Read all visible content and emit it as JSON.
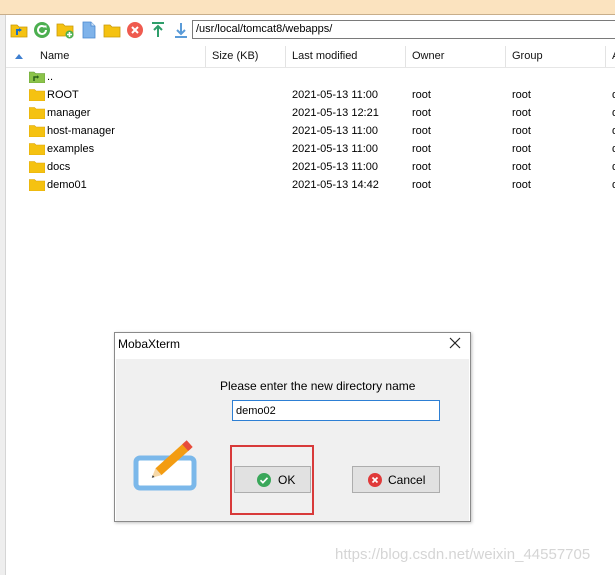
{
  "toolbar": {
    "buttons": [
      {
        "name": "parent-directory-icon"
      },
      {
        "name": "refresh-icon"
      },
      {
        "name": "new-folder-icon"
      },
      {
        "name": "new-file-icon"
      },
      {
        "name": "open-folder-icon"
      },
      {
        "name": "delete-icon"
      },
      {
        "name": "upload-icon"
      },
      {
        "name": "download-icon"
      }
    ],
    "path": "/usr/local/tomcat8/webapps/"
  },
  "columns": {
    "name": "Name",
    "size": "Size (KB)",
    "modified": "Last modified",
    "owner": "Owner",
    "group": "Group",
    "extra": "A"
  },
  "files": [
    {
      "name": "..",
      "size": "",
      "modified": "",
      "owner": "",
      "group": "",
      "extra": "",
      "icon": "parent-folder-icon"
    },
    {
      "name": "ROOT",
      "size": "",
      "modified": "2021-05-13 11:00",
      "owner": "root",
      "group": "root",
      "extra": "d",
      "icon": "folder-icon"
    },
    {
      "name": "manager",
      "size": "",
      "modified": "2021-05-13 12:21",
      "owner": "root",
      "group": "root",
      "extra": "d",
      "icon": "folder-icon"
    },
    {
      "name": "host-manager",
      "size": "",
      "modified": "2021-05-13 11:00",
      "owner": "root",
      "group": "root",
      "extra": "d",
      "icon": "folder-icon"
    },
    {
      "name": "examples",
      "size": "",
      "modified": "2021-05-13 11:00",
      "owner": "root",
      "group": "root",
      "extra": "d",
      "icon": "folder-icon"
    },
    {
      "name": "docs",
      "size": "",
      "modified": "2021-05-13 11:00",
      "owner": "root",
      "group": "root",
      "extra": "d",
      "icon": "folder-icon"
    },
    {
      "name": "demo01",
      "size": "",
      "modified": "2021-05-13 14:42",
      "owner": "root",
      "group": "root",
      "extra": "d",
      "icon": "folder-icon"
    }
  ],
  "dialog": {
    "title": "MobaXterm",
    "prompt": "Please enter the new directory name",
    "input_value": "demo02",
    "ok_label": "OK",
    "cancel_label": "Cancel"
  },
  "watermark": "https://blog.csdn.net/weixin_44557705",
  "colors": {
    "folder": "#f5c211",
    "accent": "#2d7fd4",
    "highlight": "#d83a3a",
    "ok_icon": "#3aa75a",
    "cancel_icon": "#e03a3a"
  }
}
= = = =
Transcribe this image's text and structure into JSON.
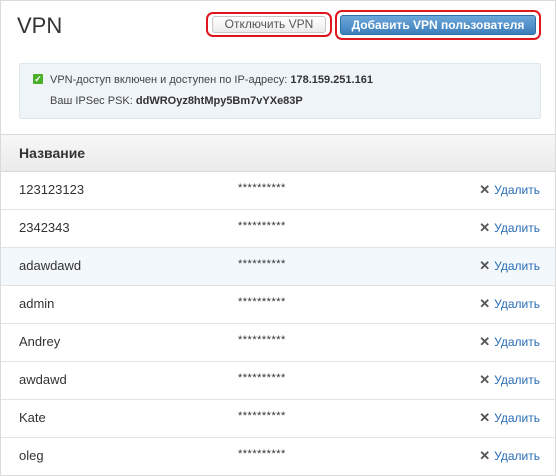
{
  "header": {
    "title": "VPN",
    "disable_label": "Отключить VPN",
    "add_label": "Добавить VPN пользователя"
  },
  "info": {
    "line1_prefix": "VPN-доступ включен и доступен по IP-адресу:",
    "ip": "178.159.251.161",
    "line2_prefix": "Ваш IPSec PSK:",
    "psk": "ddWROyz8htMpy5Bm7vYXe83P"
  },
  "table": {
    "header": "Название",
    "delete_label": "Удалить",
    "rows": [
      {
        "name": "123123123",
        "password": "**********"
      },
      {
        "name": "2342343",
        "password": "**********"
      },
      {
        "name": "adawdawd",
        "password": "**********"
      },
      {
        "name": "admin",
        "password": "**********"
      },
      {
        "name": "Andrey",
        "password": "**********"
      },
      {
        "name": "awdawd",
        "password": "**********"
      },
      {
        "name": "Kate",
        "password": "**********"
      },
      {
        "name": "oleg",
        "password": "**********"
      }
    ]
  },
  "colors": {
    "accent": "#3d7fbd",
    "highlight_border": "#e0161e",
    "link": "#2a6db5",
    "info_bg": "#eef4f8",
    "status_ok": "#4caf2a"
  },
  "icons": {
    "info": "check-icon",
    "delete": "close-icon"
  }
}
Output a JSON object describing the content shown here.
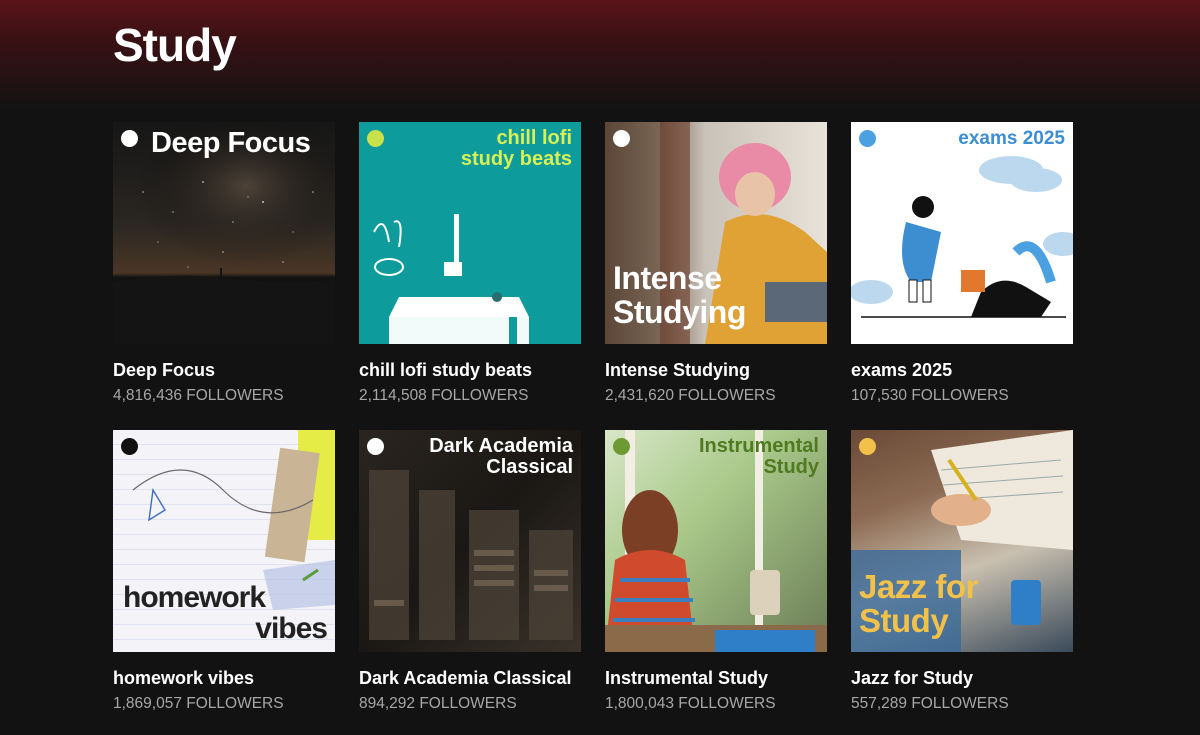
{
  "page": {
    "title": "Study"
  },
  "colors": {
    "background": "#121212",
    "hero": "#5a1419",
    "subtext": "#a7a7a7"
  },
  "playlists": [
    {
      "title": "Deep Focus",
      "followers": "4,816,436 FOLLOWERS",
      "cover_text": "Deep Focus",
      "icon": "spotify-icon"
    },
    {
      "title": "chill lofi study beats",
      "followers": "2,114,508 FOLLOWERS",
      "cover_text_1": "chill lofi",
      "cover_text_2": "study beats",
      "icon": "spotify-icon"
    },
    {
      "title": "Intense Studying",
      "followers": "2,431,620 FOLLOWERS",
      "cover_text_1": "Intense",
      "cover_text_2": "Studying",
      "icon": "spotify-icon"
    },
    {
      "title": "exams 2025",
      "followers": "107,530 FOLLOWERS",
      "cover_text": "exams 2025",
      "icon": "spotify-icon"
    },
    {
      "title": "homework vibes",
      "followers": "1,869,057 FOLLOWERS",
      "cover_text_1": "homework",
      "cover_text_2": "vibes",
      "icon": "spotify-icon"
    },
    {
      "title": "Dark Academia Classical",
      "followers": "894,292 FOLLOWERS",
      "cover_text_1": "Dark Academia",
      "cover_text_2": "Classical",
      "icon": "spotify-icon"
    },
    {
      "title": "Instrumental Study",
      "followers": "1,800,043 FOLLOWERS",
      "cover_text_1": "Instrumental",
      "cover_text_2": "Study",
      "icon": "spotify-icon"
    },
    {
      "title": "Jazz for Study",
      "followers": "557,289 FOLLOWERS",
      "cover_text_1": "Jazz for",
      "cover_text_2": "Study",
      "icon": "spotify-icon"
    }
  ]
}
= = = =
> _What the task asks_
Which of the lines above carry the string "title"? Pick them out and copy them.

> _Written reply_
    "title": "MobaXterm",
    "title": "VPN",
    "title": "Study"
      "title": "Deep Focus",
      "title": "chill lofi study beats",
      "title": "Intense Studying",
      "title": "exams 2025",
      "title": "homework vibes",
      "title": "Dark Academia Classical",
      "title": "Instrumental Study",
      "title": "Jazz for Study",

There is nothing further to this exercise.